The possibility of a new centre-right party led by Maxime Bernier has given rise to the idea that the 2019 federal election will conclude in a new victory for the Liberal Party of Canada. The Conservative Party of Canada's share of the vote will split, allowing Justin Trudeau to win a new four-year term as prime minister.
The 2015 federal election shattered previous notions of party favourability that had dominated British Columbia since the start of this century. Some areas of the province voted primarily for Reform, Canadian Alliance or Conservative politicians, while others favoured the federal New Democratic Party (NDP).
The federal Liberal Party, even at a time when Jean Chrtien was forming majority governments in Ottawa, could rely only on some pockets of support in urban areas. When the Liberals were led by Michael Ignatieff, they finished the 2011 federal election with just two seats in British Columbia, both of them in the City of Vancouver.
The 2015 election effectively ended British Columbia's two-party system and showed that - under a charismatic leader who was able to connect with voters - a political organization could go from receiving a paltry 13 per cent of the vote in 2011 to boasting the largest number of British Columbia federal seats four years later, with the support of 35 per cent of the province's voters.
Almost three years have passed since that election, and the time is right to review whether voters in our province have a specific set of ideas and values that makes them vote a certain way, regardless of issues or candidates. With that in mind, Research Co. recently asked British Columbians to describe themselves on an ideological basis.
Across the province, 30 per cent of residents said they are far-left, left or centre-left, while 25 per cent placed themselves firmly on the centre and 20 per cent acknowledged being centre-right, right or far-right.
One-in-four British Columbians (25 per cent) are undecided when it comes to ideology. These are not necessarily poll takers who simply do not care about politics. Some of these respondents choose to move on issues from election to election.
The group of ideological undecideds in British Columbia includes 14 per cent of people who voted for the BC NDP in the last provincial election, 15 per cent of those who cast a ballot for the BC Liberals and 30 per cent who supported the BC Green Party.
The situation is similar when we ask British Columbians about the party they voted for in the 2015 federal ballot, when Trudeau became prime minister. Among federal NDP voters, 16 per cent are undecided on their ideology, and the proportion rises slightly to 19 per cent among those who voted for the federal Liberals.
There is currently only one political party in British Columbia where ideology is firmly entrenched. Just 10 per cent of federal Conservative voters in 2015 are undecided about their ideology (with 56 per cent describing themselves as centre-right, right or far-right).

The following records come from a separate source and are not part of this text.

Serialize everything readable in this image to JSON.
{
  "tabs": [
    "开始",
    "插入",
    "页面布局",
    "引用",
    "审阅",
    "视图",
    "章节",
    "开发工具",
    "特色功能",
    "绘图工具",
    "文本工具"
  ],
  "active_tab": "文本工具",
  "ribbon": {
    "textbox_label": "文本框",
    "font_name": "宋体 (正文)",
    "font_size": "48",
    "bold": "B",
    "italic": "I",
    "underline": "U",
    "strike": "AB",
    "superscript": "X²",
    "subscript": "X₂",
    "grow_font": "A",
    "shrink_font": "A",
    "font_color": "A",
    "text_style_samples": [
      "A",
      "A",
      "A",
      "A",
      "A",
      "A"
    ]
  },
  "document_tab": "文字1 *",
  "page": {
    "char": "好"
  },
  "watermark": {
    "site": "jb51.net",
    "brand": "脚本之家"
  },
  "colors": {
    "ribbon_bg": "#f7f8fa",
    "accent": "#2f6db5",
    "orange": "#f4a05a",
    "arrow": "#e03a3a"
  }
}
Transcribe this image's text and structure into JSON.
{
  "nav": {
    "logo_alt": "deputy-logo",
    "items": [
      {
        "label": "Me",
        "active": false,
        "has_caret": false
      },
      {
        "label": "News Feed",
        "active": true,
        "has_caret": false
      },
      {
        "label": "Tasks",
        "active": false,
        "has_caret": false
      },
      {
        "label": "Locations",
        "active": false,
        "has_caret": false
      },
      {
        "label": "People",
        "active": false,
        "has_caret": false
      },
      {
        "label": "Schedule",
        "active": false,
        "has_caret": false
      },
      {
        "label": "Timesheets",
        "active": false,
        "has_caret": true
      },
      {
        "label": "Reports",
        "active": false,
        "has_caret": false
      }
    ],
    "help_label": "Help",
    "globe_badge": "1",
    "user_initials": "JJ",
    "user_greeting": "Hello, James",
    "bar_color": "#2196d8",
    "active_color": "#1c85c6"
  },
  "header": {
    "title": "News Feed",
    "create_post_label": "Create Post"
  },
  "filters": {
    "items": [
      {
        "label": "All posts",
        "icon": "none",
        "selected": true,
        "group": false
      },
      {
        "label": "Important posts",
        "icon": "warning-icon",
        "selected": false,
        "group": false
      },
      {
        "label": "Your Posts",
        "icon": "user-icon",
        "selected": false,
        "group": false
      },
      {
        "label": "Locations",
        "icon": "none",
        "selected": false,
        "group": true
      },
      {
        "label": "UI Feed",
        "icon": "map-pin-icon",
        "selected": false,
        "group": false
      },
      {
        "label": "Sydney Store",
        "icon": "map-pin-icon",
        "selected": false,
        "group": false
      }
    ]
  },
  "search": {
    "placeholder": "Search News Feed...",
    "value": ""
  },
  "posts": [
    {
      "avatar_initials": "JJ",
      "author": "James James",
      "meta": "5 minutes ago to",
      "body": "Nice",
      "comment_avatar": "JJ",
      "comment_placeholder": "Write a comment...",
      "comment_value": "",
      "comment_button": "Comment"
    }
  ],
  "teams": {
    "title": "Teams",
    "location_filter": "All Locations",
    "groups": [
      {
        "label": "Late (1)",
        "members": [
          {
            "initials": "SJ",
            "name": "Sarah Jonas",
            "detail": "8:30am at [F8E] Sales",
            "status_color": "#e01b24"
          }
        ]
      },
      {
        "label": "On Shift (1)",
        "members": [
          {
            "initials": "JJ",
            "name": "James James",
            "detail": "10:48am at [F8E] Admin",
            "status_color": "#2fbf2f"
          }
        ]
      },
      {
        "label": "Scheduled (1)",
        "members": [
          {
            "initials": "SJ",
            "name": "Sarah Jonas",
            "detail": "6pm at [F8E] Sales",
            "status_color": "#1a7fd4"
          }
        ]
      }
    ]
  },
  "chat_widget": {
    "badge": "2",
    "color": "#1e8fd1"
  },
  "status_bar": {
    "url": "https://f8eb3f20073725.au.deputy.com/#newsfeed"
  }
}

There is a reason for Bernier's insistence in suggesting his former party has betrayed "core conservative principles." He needs to connect with the type of British Columbia voter that is more likely to be ideological. This could prove a challenge to the Conservative Party led by Andrew Scheer, if and when Bernier starts to recruit candidates.
But Scheer is not the only leader who will have difficulties re-connecting with the electorate. Trudeau's victory in British Columbia was anything but ideological. Former Conservative voters dissatisfied with inaction on social issues began to look elsewhere. Disenchanted NDP and Green voters from past elections saw in Trudeau a spokesman for two issues they desperately cared about: environmental stewardship and electoral reform. They had no difficulty in abandoning their previous choices with Trudeau's Liberals on the ballot.
We are just over a year away from the next federal election, and both ideological and non-ideological voters in British Columbia will have much to ponder. Under the right circumstances, ideology can move former Reform, Canadian Alliance and Conservative voters in British Columbia to Bernier's new party.
On the other side of the political spectrum, Trudeau has disappointed those who voted for a perceived moratorium on pipelines and the demise of the first-past-the-post system for elections to the House of Commons. It remains to be seen whether these voters gravitate toward their supposed natural homes in the NDP or Green parties, stay with the Liberals for another election or take a look at what conservatism has to offer.
-- Mario Canseco is president of Research Co. He writes a column exclusive to Glacier Media newspapers